The Goodsell Observatory and its predecessor, a smaller observatory that opened in 1878, helped keep trains running on time and brought national prominence to Carleton College in Northfield, Minnesota, in the late nineteenth century and early twentieth century.
William Wallace Payne, one of Carleton's original professors, taught mathematics and natural philosophy, and established a course in astronomy during his first year at the college. The course grew into a program, and Carleton's president and board of trustees agreed to construct a small astronomical observatory on campus. It was Carleton's fifth building. Though small, the observatory housed instruments of the highest quality, including an 8.25 inch refractor by Alvan Clark and Sons and a three inch Fauth transit circle.
Shortly after the small observatory opened in 1878, a telegraph line was established from Carleton campus to central Northfield, and the observatory began transmitting a time signal at three minutes to noon each day. The signal was based on astronomical measurements and was picked up by cities throughout Minnesota, as well as area banks, jewelers, and the various railroad lines of the Northwest, including the Northern Pacific and the Great Northern.

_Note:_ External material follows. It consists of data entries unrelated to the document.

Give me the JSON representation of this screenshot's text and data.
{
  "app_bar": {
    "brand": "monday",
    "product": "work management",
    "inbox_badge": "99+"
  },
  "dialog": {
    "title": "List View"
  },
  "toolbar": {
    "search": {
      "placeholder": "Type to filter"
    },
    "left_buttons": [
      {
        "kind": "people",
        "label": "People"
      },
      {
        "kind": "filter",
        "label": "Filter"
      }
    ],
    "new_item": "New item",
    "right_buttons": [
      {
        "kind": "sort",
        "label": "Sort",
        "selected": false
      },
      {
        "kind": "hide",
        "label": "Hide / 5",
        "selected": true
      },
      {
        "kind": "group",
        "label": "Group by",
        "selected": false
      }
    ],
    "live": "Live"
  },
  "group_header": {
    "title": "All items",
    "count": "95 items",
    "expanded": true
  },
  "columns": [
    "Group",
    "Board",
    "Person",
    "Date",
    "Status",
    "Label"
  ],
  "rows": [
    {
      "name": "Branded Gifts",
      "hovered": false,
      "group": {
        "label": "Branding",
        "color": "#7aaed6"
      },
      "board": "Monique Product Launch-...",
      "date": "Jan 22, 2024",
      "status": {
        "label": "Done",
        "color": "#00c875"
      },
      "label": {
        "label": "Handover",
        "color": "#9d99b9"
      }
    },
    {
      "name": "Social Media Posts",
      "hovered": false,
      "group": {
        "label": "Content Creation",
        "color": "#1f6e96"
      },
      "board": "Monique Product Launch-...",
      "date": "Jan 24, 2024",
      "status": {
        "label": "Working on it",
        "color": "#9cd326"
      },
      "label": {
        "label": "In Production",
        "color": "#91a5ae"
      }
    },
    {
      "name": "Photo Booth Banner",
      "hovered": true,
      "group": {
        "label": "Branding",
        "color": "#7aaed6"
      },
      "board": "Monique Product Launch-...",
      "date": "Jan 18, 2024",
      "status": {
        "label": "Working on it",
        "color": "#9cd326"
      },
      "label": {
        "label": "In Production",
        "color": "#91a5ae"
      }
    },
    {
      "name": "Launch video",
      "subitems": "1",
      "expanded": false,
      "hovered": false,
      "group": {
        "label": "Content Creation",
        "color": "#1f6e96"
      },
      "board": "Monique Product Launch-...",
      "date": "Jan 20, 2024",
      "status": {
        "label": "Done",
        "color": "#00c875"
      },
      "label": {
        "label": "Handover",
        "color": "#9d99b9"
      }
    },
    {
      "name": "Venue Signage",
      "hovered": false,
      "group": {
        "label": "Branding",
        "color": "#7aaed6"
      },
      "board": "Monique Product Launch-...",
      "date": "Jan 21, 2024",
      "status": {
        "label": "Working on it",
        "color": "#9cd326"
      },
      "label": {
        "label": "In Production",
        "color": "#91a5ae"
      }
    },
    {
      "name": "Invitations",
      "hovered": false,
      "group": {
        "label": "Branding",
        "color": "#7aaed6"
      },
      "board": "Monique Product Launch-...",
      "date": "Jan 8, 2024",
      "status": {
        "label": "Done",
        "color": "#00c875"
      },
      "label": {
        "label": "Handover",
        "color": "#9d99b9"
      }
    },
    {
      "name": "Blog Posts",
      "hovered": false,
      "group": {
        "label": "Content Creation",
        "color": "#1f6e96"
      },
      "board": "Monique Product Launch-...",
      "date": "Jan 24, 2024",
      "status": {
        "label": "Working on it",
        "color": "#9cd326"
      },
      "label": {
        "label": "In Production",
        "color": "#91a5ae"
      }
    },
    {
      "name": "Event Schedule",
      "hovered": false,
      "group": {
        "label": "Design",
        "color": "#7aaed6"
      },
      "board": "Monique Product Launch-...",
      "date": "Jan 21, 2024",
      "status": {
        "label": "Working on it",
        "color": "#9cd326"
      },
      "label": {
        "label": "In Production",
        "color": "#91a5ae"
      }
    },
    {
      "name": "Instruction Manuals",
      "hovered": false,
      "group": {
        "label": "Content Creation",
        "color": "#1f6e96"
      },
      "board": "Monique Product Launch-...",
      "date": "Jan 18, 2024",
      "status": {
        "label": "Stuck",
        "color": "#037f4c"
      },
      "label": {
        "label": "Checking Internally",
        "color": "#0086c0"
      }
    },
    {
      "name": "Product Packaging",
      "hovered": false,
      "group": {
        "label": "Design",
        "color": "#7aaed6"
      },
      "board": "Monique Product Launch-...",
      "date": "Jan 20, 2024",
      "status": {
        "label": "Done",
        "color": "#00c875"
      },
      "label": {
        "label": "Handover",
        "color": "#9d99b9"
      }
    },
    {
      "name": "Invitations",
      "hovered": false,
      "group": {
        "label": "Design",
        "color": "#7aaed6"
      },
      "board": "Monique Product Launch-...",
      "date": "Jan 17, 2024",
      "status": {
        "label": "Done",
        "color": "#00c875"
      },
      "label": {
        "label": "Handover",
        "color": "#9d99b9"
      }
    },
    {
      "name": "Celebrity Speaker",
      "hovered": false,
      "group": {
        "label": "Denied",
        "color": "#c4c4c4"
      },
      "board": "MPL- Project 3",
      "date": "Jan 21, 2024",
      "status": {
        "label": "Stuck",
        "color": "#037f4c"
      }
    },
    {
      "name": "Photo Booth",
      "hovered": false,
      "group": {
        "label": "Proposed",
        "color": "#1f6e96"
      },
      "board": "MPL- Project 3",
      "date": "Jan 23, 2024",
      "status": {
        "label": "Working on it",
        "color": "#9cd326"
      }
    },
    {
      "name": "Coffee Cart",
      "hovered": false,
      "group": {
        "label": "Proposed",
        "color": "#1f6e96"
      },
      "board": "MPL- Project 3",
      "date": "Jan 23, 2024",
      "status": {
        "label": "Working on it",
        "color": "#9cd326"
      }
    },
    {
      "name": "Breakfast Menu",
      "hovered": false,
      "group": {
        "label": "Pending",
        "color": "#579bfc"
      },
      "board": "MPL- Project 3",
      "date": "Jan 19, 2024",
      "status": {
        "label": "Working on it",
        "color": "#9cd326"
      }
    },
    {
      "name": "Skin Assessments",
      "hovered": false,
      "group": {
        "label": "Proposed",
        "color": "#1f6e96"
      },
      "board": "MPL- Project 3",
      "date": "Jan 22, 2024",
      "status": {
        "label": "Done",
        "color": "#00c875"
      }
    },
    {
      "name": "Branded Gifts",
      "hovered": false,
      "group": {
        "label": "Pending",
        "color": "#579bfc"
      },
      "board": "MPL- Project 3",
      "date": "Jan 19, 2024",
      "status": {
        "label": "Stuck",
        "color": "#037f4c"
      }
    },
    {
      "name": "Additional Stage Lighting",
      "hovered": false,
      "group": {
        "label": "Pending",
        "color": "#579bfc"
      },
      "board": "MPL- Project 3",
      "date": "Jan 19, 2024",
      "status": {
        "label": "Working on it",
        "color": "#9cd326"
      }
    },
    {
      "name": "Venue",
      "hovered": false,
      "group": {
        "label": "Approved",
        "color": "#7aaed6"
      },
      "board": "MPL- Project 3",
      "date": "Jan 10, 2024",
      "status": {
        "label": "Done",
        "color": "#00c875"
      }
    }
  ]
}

In 1886, the college purchased a brand new meridian circle with a gift of $5,000 from James J. Hill, whose railroads benefitted from Carleton's time service. The meridian circle was too big to fit in the existing building, so Carleton decided to build a new, larger observatory. The second observatory was designed by Harvey Ellis of the J. Walter Stevens architectural firm of St. Paul. It was completed in 1887 and named after one of the college's founders, Charles M. Goodsell.
By 1888, time signals from Carleton's Goodsell Observatory were used on more than 12,000 miles of railroad track. Railroad companies in the Northwest thought that the signal coming from Carleton was more accurate than the one transmitted by the United States Naval Observatory in Washington, DC. Accurate time was important for avoiding collisions and keeping trains running on schedule.
Goodsell Observatory was equipped with a 16.2-inch Brashear telescope in 1891 and a sidereal clock in 1910. The old observatory was made into a library and then torn down to make room for Laird Hall in 1905. The time service was continued until 1931 and the study of astronomy was prominent at Carleton well into the twentieth century.
Goodsell Observatory was placed on the National Register of Historic Places in 1975. It still stands on the Carleton campus.
Greene, Mark. A Science Not Earthbound: A Brief History of Astronomy at Carleton College. Northfield, MN: Carleton College, 1988. http://www.carleton.edu/departments/PHAS/Astro/pages/hisindex.html
Headley, Leal A. and Merrill E. Jarchow. Carleton: The First Century. Northfield, MN: Carleton College, 1966. https://contentdm.carleton.edu/cdm4/document.php?CISOROOT=/Archives&CISOPTR=4169&CISOSHOW=3593
Hillemann, Eric and Diana Anderson. "Celebrating 125 Years: Carleton College," supplement. Carleton Voice 57, no.1 (Fall 1991): S1–S12.
In 1878, Goodsell Observatory begins the time service and Carleton College gains prominence as one of the few recognized time providers in the country.
First astronomical observatory is built at Carleton College in Northfield, Minnesota.
Second astronomical observatory is built at Carleton and named Goodsell.
Goodsell Observatory provides accurate time for more than 12,000 miles of railroad track.
Goodsell Observatory provides its last national time signal.
Goodsell Observatory is placed on the National Register of Historic Places.